Some popular horror genre directors managed to go without touching on the vampire sub-genre at all, such as Sam “Evil Dead” Raimi, and for a long time it seemed Dario Argento would be avoiding the entire vampiric affair as well (although this was not ultimately to be), when in 1998 John Carpenter himself helmed his own vampire opus. Loosely based on the novel by the late John Steakley, John Carpenter's movie was the fist to associate the obvious themes of the vampire and the western movies, and it was also one of the only films to bring the intense idea to the audience that the vampire monsters are actually really hard to kill. This latter fact of the film is really what drives the interest in it, with the heroes constantly stressed and struggling to kill the supernatural beings in a dusty, down-to-earth way.

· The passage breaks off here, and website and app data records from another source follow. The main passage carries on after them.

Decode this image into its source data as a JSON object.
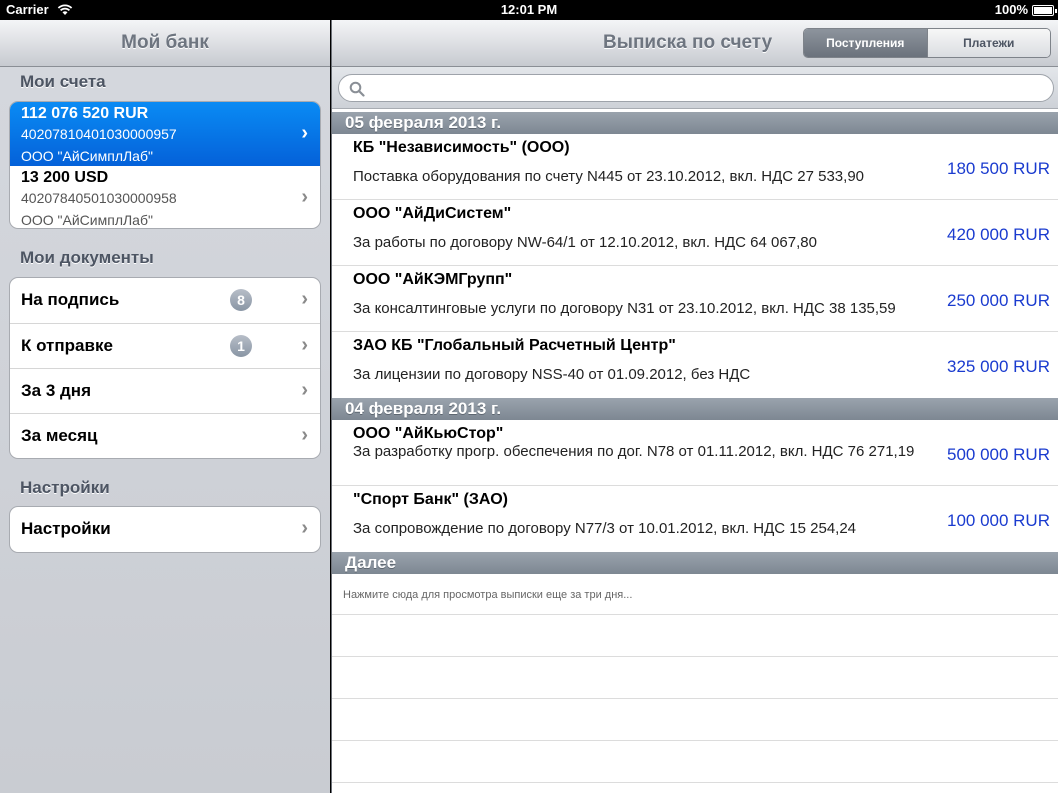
{
  "status": {
    "carrier": "Carrier",
    "time": "12:01 PM",
    "battery": "100%"
  },
  "left": {
    "title": "Мой банк",
    "accounts_header": "Мои счета",
    "accounts": [
      {
        "amount": "112 076 520 RUR",
        "number": "40207810401030000957",
        "org": "ООО \"АйСимплЛаб\""
      },
      {
        "amount": "13 200 USD",
        "number": "40207840501030000958",
        "org": "ООО \"АйСимплЛаб\""
      }
    ],
    "docs_header": "Мои документы",
    "docs": [
      {
        "label": "На подпись",
        "badge": "8"
      },
      {
        "label": "К отправке",
        "badge": "1"
      },
      {
        "label": "За 3 дня"
      },
      {
        "label": "За месяц"
      }
    ],
    "settings_header": "Настройки",
    "settings_item": "Настройки"
  },
  "right": {
    "title": "Выписка по счету",
    "seg_incoming": "Поступления",
    "seg_payments": "Платежи",
    "days": [
      {
        "date": "05 февраля 2013 г.",
        "items": [
          {
            "name": "КБ \"Независимость\" (ООО)",
            "desc": "Поставка оборудования по счету N445 от 23.10.2012, вкл. НДС 27 533,90",
            "amount": "180 500 RUR"
          },
          {
            "name": "ООО \"АйДиСистем\"",
            "desc": "За работы по договору NW-64/1 от 12.10.2012, вкл. НДС 64 067,80",
            "amount": "420 000 RUR"
          },
          {
            "name": "ООО \"АйКЭМГрупп\"",
            "desc": "За консалтинговые услуги по договору N31 от 23.10.2012, вкл. НДС 38 135,59",
            "amount": "250 000 RUR"
          },
          {
            "name": "ЗАО КБ \"Глобальный Расчетный Центр\"",
            "desc": "За лицензии по договору NSS-40 от 01.09.2012, без НДС",
            "amount": "325 000 RUR"
          }
        ]
      },
      {
        "date": "04 февраля 2013 г.",
        "items": [
          {
            "name": "ООО \"АйКьюСтор\"",
            "desc": "За разработку прогр. обеспечения по дог. N78 от 01.11.2012, вкл. НДС 76 271,19",
            "amount": "500 000 RUR"
          },
          {
            "name": "\"Спорт Банк\" (ЗАО)",
            "desc": "За сопровождение по договору N77/3 от 10.01.2012, вкл. НДС 15 254,24",
            "amount": "100 000 RUR"
          }
        ]
      }
    ],
    "more_header": "Далее",
    "more_text": "Нажмите сюда для просмотра выписки еще за три дня..."
  }
}
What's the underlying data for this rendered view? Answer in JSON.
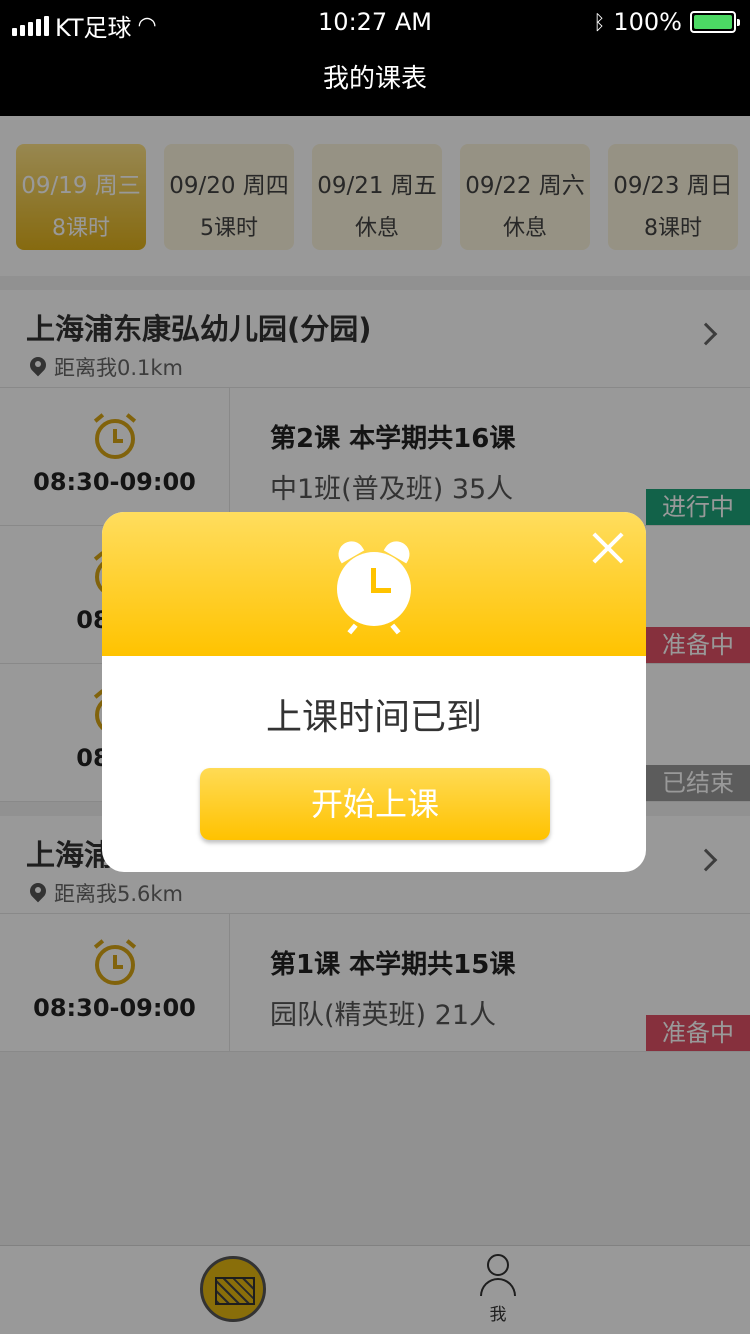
{
  "status": {
    "carrier": "KT足球",
    "time": "10:27 AM",
    "battery": "100%"
  },
  "nav": {
    "title": "我的课表"
  },
  "dates": [
    {
      "date": "09/19 周三",
      "count": "8课时",
      "active": true
    },
    {
      "date": "09/20 周四",
      "count": "5课时",
      "active": false
    },
    {
      "date": "09/21 周五",
      "count": "休息",
      "active": false
    },
    {
      "date": "09/22 周六",
      "count": "休息",
      "active": false
    },
    {
      "date": "09/23 周日",
      "count": "8课时",
      "active": false
    }
  ],
  "schools": [
    {
      "name": "上海浦东康弘幼儿园(分园)",
      "distance": "距离我0.1km",
      "lessons": [
        {
          "time": "08:30-09:00",
          "title": "第2课  本学期共16课",
          "sub": "中1班(普及班)  35人",
          "status": "进行中",
          "status_color": "#1fa37a"
        },
        {
          "time": "08:30",
          "title": "",
          "sub": "",
          "status": "准备中",
          "status_color": "#e05066"
        },
        {
          "time": "08:30",
          "title": "",
          "sub": "",
          "status": "已结束",
          "status_color": "#9a9a9a"
        }
      ]
    },
    {
      "name": "上海浦",
      "distance": "距离我5.6km",
      "lessons": [
        {
          "time": "08:30-09:00",
          "title": "第1课  本学期共15课",
          "sub": "园队(精英班)  21人",
          "status": "准备中",
          "status_color": "#e05066"
        }
      ]
    }
  ],
  "tabbar": {
    "me_label": "我"
  },
  "modal": {
    "message": "上课时间已到",
    "button": "开始上课",
    "icon": "alarm-clock-icon"
  }
}
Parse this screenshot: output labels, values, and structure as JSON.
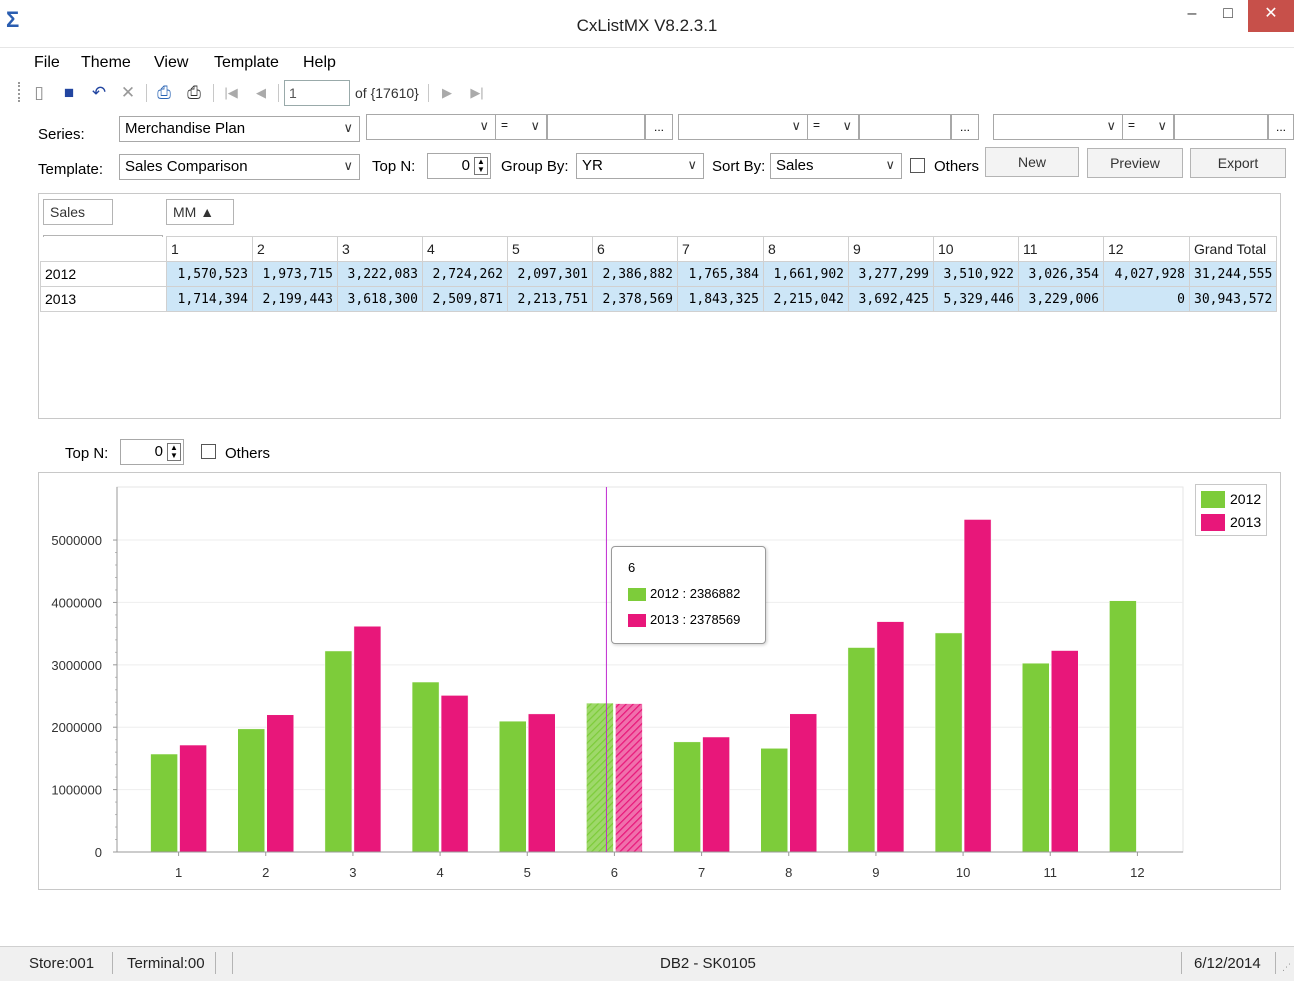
{
  "window": {
    "title": "CxListMX  V8.2.3.1",
    "minimize": "–",
    "maximize": "□",
    "close": "✕"
  },
  "menu": [
    "File",
    "Theme",
    "View",
    "Template",
    "Help"
  ],
  "toolbar": {
    "record_value": "1",
    "record_of": "of {17610}"
  },
  "filters": {
    "series_label": "Series:",
    "series_value": "Merchandise Plan",
    "template_label": "Template:",
    "template_value": "Sales Comparison",
    "topn_label": "Top N:",
    "topn_value": "0",
    "groupby_label": "Group By:",
    "groupby_value": "YR",
    "sortby_label": "Sort By:",
    "sortby_value": "Sales",
    "others_label": "Others",
    "eq": "=",
    "ellipsis": "...",
    "new_label": "New",
    "preview_label": "Preview",
    "export_label": "Export"
  },
  "pivot": {
    "data_field": "Sales",
    "col_field": "MM ▲",
    "row_field": "YR",
    "columns": [
      "1",
      "2",
      "3",
      "4",
      "5",
      "6",
      "7",
      "8",
      "9",
      "10",
      "11",
      "12",
      "Grand Total"
    ],
    "rows": [
      {
        "label": "2012",
        "cells": [
          "1,570,523",
          "1,973,715",
          "3,222,083",
          "2,724,262",
          "2,097,301",
          "2,386,882",
          "1,765,384",
          "1,661,902",
          "3,277,299",
          "3,510,922",
          "3,026,354",
          "4,027,928",
          "31,244,555"
        ]
      },
      {
        "label": "2013",
        "cells": [
          "1,714,394",
          "2,199,443",
          "3,618,300",
          "2,509,871",
          "2,213,751",
          "2,378,569",
          "1,843,325",
          "2,215,042",
          "3,692,425",
          "5,329,446",
          "3,229,006",
          "0",
          "30,943,572"
        ]
      }
    ]
  },
  "chart_controls": {
    "topn_label": "Top N:",
    "topn_value": "0",
    "others_label": "Others"
  },
  "chart_data": {
    "type": "bar",
    "categories": [
      "1",
      "2",
      "3",
      "4",
      "5",
      "6",
      "7",
      "8",
      "9",
      "10",
      "11",
      "12"
    ],
    "series": [
      {
        "name": "2012",
        "color": "#7dcc3a",
        "values": [
          1570523,
          1973715,
          3222083,
          2724262,
          2097301,
          2386882,
          1765384,
          1661902,
          3277299,
          3510922,
          3026354,
          4027928
        ]
      },
      {
        "name": "2013",
        "color": "#e8177a",
        "values": [
          1714394,
          2199443,
          3618300,
          2509871,
          2213751,
          2378569,
          1843325,
          2215042,
          3692425,
          5329446,
          3229006,
          0
        ]
      }
    ],
    "yticks": [
      "0",
      "1000000",
      "2000000",
      "3000000",
      "4000000",
      "5000000"
    ],
    "ylim": [
      0,
      5850000
    ],
    "legend": "top-right",
    "highlight_category": "6",
    "tooltip": {
      "title": "6",
      "lines": [
        "2012 : 2386882",
        "2013 : 2378569"
      ]
    }
  },
  "status": {
    "store": "Store:001",
    "terminal": "Terminal:00",
    "db": "DB2 - SK0105",
    "date": "6/12/2014"
  }
}
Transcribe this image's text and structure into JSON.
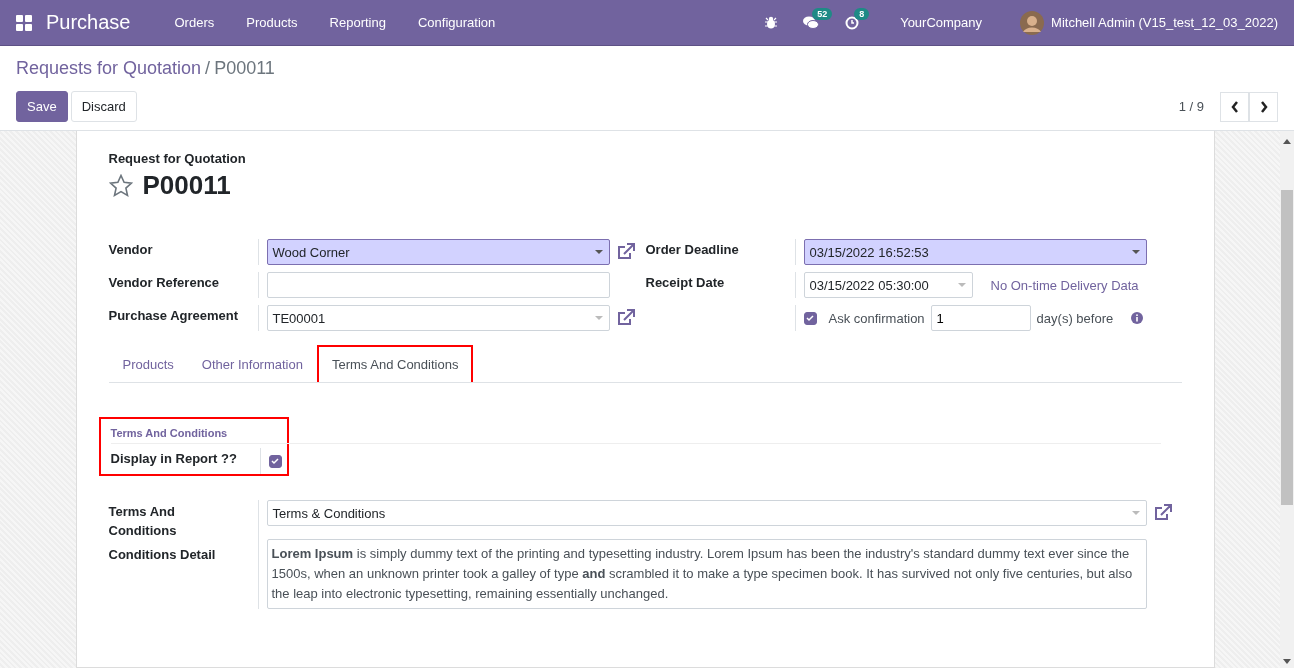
{
  "navbar": {
    "app": "Purchase",
    "menus": [
      "Orders",
      "Products",
      "Reporting",
      "Configuration"
    ],
    "badges": [
      {
        "kind": "messages",
        "count": "52"
      },
      {
        "kind": "activities",
        "count": "8"
      }
    ],
    "company": "YourCompany",
    "user": "Mitchell Admin (V15_test_12_03_2022)"
  },
  "breadcrumb": {
    "parent": "Requests for Quotation",
    "separator": "/",
    "current": "P00011"
  },
  "buttons": [
    {
      "label": "Save",
      "kind": "primary"
    },
    {
      "label": "Discard",
      "kind": "secondary"
    }
  ],
  "pager": "1 / 9",
  "form": {
    "subtitle": "Request for Quotation",
    "title": "P00011",
    "starred": false,
    "left_fields": [
      {
        "label": "Vendor",
        "kind": "many2one",
        "value": "Wood Corner",
        "required": true,
        "link": true
      },
      {
        "label": "Vendor Reference",
        "kind": "text"
      },
      {
        "label": "Purchase Agreement",
        "kind": "many2one",
        "value": "TE00001",
        "required": false,
        "link": true
      }
    ],
    "right_fields": [
      {
        "label": "Order Deadline",
        "kind": "date",
        "value": "03/15/2022 16:52:53",
        "required": true
      },
      {
        "label": "Receipt Date",
        "kind": "date_note",
        "value": "03/15/2022 05:30:00",
        "required": false,
        "note": "No On-time Delivery Data"
      },
      {
        "kind": "confirm",
        "checked": true,
        "text": "Ask confirmation",
        "value": "1",
        "suffix": "day(s) before"
      }
    ],
    "tabs": [
      {
        "label": "Products",
        "selected": false,
        "highlighted": false
      },
      {
        "label": "Other Information",
        "selected": false,
        "highlighted": false
      },
      {
        "label": "Terms And Conditions",
        "selected": true,
        "highlighted": true
      }
    ],
    "section": {
      "title": "Terms And Conditions",
      "highlighted": true,
      "field": {
        "label": "Display in Report ??",
        "checked": true
      }
    },
    "terms": {
      "labels": [
        "Terms And Conditions",
        "Conditions Detail"
      ],
      "value": "Terms & Conditions",
      "detail": "**Lorem Ipsum** is simply dummy text of the printing and typesetting industry. Lorem Ipsum has been the industry's standard dummy text ever since the 1500s, when an unknown printer took a galley of type **and** scrambled it to make a type specimen book. It has survived not only five centuries, but also the leap into electronic typesetting, remaining essentially unchanged."
    }
  }
}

The film unfortunately does come undone despite its stellar cinematic themes, due to the winding-down of Carpenter's career at the time, and the budgetary decision to utilize only the first three chapters of Steakley's clever novel and to extend those limited concepts into a feature-length story. It's a shame, as Steakley's novel (titled Vampire$) shows us the vampire-hunting team as what is really a glorified pest-control unit in the midst of a global infestation, and ultimately as a band of misfits who were clever enough to cash in on the world's situation. All of this was lost in Carpenter's filmed version, including the team's heroic arc, but Carpenter nevertheless left us with one of the meanest, grittiest, vampire scenarios ever put to film, in only a way that Carpenter could have done. In the end, this was probably the last great John Carpenter film.